I wonder, though, if the starting point ought to be character, attitude translating into action. It might not immediately declare you to be a true disciple, it might only open the door to speak to one or two people, but it should be the bedrock of our testimony. In the mix with all the variety of my fellow-passengers, and regardless of their identities and affiliations, am I marked out by patience in the face of provocations, cheerfulness despite difficulties, politeness in the experience of frustrations, thankfulness in the receipt of blessings, responsiveness when entreated, helpfulness around the overwhelmed or incompetent, self-forgetfulness in the atmosphere of entitlement, peacemaking among the argumentative, kindness around the selfish, candour among the sniping, calmness in the face of danger, self-control in a place of indulgence, graciousness among the godless, and even prayerfulness when confronted by needs and concerns? If I have the opportunity – if, perhaps, by these means I win the opportunity – am I then equally forthright, simple, clear and winsome in explaining, as the Lord grants opportunity, my attachment to the Lord Christ?
There is no flamboyance here, no extravagant or overblown trumpeting of one’s Christian identity. However, there may and should be a real communication of a genuine and distinctive spirit of one who is following after Christ Jesus. Do those who spend time with us under these and other such circumstances come away not simply with a sense of our niceness (although that may be part of it) but of a character elevated by something more substantial than the fancies of the world or the claims of false religion?

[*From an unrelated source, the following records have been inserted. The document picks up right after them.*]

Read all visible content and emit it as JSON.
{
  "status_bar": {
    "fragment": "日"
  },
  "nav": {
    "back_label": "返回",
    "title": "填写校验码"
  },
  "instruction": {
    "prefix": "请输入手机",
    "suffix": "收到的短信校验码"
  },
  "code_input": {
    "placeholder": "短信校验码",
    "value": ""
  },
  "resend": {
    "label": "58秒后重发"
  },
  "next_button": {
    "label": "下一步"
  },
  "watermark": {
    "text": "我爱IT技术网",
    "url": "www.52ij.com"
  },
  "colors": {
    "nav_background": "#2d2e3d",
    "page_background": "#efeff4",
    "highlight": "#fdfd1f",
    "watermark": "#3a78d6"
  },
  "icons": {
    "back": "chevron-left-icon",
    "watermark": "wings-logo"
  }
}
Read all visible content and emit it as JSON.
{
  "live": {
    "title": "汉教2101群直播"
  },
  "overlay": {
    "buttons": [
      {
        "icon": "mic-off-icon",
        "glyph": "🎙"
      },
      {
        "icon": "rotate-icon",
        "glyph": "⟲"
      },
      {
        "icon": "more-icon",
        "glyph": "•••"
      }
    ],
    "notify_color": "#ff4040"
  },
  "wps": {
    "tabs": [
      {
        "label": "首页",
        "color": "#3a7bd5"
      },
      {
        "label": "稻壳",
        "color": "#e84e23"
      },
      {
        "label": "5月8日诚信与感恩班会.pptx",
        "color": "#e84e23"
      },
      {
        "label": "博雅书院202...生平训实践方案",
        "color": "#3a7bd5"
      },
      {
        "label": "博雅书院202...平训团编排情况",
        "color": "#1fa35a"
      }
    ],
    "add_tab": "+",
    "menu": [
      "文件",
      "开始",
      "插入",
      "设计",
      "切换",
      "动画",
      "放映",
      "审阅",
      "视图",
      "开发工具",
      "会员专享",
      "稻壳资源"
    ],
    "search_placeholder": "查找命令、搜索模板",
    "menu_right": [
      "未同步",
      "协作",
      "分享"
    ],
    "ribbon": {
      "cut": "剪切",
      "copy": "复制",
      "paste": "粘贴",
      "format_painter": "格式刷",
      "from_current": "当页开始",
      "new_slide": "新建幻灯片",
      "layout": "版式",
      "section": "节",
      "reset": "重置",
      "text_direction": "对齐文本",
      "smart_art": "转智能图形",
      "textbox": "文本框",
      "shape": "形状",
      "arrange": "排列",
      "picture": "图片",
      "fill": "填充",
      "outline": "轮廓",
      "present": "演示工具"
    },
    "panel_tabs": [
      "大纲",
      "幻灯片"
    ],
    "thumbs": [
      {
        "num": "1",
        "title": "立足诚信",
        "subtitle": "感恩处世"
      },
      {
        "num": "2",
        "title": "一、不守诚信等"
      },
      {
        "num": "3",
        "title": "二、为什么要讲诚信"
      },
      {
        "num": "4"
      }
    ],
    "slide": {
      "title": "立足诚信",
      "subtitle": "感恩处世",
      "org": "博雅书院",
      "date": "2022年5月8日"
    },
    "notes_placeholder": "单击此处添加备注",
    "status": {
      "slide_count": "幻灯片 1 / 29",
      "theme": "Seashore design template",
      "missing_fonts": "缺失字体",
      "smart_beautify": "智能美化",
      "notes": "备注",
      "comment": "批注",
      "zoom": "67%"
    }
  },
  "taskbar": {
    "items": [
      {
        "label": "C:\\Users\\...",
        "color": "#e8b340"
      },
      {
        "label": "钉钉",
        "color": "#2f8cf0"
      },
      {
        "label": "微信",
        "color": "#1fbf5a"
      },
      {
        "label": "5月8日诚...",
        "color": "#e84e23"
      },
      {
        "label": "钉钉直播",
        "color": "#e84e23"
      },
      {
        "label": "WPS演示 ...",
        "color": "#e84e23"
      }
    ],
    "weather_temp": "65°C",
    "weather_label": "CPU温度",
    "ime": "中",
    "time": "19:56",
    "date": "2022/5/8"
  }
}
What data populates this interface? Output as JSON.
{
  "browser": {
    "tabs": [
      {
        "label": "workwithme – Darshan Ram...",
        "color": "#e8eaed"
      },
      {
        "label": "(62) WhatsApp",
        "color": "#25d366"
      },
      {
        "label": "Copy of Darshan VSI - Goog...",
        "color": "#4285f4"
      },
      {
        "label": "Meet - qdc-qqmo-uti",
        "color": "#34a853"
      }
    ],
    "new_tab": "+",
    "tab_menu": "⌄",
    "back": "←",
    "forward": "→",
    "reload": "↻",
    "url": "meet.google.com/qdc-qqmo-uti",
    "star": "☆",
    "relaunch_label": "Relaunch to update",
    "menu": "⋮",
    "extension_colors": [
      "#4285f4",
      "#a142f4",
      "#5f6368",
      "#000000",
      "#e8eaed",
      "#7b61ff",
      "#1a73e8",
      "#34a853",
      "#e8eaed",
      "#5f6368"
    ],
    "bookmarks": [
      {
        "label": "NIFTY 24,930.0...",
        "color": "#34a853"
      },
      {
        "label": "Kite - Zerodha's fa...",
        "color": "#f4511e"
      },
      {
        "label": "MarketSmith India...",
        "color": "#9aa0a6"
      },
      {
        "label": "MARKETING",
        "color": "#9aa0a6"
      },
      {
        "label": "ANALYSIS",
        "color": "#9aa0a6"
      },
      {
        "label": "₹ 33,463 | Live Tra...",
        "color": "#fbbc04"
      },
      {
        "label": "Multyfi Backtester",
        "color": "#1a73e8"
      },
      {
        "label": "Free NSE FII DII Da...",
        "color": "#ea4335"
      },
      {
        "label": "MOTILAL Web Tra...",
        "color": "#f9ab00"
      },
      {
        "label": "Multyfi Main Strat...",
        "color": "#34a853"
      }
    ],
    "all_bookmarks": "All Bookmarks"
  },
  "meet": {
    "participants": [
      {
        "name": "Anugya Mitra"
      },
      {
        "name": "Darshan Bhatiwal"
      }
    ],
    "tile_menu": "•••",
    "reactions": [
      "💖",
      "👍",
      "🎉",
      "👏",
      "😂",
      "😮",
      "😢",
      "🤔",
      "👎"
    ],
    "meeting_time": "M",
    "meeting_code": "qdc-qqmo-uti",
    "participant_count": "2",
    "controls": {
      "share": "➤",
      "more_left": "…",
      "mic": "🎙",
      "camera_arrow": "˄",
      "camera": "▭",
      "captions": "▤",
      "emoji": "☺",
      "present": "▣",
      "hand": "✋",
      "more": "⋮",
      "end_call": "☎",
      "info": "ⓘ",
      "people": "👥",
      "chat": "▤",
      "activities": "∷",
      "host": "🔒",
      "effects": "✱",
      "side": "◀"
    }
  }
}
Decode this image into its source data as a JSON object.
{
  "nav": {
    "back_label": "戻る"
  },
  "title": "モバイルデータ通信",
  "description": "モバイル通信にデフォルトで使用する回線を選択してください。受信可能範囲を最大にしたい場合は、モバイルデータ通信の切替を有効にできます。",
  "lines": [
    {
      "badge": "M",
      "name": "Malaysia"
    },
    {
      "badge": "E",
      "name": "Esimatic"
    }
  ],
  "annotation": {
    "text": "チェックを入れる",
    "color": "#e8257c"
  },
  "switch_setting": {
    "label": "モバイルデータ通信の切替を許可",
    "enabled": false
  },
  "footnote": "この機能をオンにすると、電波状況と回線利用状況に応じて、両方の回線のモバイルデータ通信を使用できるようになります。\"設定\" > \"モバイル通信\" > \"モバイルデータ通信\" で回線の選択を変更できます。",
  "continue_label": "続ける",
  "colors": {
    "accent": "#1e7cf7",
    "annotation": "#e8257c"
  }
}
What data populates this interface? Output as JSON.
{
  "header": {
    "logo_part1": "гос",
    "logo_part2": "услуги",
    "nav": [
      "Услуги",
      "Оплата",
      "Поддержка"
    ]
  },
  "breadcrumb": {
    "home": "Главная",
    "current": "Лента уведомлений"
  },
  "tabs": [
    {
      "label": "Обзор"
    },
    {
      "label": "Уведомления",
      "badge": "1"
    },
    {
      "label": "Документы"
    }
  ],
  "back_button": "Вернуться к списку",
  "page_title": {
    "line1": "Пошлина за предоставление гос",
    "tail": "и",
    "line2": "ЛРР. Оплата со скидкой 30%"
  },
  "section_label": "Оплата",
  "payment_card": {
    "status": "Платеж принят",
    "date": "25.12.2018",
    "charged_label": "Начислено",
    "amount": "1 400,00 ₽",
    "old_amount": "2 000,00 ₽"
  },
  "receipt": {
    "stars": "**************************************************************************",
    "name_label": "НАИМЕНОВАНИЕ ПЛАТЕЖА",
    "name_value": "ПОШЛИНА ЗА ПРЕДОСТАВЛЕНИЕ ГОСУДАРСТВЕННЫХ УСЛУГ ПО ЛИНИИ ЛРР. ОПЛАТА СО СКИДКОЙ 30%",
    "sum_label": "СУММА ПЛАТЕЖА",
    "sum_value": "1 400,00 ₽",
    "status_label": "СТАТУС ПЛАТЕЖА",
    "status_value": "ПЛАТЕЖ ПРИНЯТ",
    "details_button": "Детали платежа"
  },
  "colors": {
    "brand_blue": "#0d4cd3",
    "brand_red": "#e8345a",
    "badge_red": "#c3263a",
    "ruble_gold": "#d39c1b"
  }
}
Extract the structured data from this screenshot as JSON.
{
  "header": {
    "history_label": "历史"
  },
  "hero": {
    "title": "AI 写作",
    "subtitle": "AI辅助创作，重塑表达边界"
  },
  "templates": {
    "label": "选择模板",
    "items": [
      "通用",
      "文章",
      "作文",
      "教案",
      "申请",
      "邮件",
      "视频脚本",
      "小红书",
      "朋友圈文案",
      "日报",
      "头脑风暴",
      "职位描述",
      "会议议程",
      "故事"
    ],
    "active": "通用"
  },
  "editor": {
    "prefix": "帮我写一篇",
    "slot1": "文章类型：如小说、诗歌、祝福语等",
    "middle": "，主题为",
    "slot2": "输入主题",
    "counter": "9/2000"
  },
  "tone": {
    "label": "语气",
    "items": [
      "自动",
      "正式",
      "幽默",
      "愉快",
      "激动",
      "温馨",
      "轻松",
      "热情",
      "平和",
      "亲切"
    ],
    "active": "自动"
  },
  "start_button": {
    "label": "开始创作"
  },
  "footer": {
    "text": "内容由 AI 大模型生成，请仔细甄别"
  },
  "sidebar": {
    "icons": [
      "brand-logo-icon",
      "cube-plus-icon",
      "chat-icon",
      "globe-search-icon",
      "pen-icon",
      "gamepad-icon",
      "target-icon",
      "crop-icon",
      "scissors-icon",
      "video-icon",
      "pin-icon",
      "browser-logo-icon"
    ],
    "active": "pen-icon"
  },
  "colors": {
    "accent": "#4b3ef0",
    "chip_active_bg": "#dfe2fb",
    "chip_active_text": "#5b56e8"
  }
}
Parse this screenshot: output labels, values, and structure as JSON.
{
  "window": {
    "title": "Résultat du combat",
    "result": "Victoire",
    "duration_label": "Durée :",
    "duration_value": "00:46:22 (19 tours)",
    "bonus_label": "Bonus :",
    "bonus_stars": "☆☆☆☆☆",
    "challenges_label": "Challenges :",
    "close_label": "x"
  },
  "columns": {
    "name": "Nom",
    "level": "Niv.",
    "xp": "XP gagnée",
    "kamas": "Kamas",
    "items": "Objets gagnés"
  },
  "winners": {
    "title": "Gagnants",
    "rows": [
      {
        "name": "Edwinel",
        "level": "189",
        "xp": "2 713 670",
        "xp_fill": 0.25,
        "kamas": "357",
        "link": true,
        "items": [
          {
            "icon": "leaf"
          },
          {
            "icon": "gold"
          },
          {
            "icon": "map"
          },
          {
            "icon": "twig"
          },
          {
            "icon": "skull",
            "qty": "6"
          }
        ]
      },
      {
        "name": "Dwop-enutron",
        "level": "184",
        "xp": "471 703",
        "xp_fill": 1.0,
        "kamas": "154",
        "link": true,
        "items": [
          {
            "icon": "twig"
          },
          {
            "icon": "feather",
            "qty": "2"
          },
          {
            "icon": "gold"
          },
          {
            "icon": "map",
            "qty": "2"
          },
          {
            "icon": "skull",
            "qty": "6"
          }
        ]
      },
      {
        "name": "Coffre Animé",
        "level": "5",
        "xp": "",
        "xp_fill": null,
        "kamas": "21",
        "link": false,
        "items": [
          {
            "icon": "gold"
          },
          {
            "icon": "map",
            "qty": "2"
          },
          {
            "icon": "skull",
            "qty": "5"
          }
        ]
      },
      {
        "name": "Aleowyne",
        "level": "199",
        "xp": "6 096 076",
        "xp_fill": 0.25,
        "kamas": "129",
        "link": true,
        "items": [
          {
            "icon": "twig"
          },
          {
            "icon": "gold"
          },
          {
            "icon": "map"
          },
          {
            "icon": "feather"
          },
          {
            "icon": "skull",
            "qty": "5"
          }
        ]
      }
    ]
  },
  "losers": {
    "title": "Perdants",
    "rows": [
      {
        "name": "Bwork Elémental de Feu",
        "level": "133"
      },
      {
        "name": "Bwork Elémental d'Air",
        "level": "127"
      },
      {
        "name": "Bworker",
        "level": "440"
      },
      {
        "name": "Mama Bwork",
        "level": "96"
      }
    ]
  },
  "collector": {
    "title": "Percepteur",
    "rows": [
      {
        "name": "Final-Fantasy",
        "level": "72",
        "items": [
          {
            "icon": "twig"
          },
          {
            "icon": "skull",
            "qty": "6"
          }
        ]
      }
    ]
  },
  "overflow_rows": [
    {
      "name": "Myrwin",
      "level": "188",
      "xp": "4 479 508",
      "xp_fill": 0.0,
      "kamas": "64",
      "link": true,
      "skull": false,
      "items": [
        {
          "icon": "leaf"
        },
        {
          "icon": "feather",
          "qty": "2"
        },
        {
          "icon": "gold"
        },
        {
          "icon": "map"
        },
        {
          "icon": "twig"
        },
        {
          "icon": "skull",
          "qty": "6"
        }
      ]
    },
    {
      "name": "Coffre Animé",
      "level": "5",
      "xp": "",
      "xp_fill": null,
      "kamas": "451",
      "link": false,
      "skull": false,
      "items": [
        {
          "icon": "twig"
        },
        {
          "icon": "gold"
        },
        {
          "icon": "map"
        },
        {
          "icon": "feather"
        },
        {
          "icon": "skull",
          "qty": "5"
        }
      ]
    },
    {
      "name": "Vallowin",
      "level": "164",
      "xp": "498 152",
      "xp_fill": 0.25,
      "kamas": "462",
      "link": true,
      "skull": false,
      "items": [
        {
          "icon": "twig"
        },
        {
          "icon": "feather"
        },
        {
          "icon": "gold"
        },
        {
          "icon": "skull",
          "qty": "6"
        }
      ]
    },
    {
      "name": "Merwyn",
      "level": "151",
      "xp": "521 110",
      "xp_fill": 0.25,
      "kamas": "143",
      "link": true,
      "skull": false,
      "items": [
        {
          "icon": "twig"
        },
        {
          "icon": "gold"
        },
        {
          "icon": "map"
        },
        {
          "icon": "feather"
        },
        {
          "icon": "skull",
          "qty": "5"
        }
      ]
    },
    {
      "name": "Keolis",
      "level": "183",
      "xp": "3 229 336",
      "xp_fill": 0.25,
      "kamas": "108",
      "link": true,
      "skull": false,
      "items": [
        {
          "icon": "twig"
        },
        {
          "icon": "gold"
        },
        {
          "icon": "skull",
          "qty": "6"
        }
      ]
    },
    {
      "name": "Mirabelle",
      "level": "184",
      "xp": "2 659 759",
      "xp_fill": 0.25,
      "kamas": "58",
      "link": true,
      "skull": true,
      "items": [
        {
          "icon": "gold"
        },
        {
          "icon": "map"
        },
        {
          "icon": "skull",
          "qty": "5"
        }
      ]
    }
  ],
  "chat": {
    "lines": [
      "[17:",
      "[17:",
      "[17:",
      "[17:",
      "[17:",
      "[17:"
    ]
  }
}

So, the next time you face a journey by plane, train or automobile (other modes of transport are available) and anticipate a prolonged period in close company with your fellow mortals, perhaps it would be worth asking yourself whether or not your demeanour, disposition and deeds will leave those with whom you have come into contact with a savour of Christ. We should cultivate a personal identity so rooted in him and a spiritual affiliation so governed by him that, if people know his name, there might at least be some sense in which they might take notice of us, that we have been with Jesus.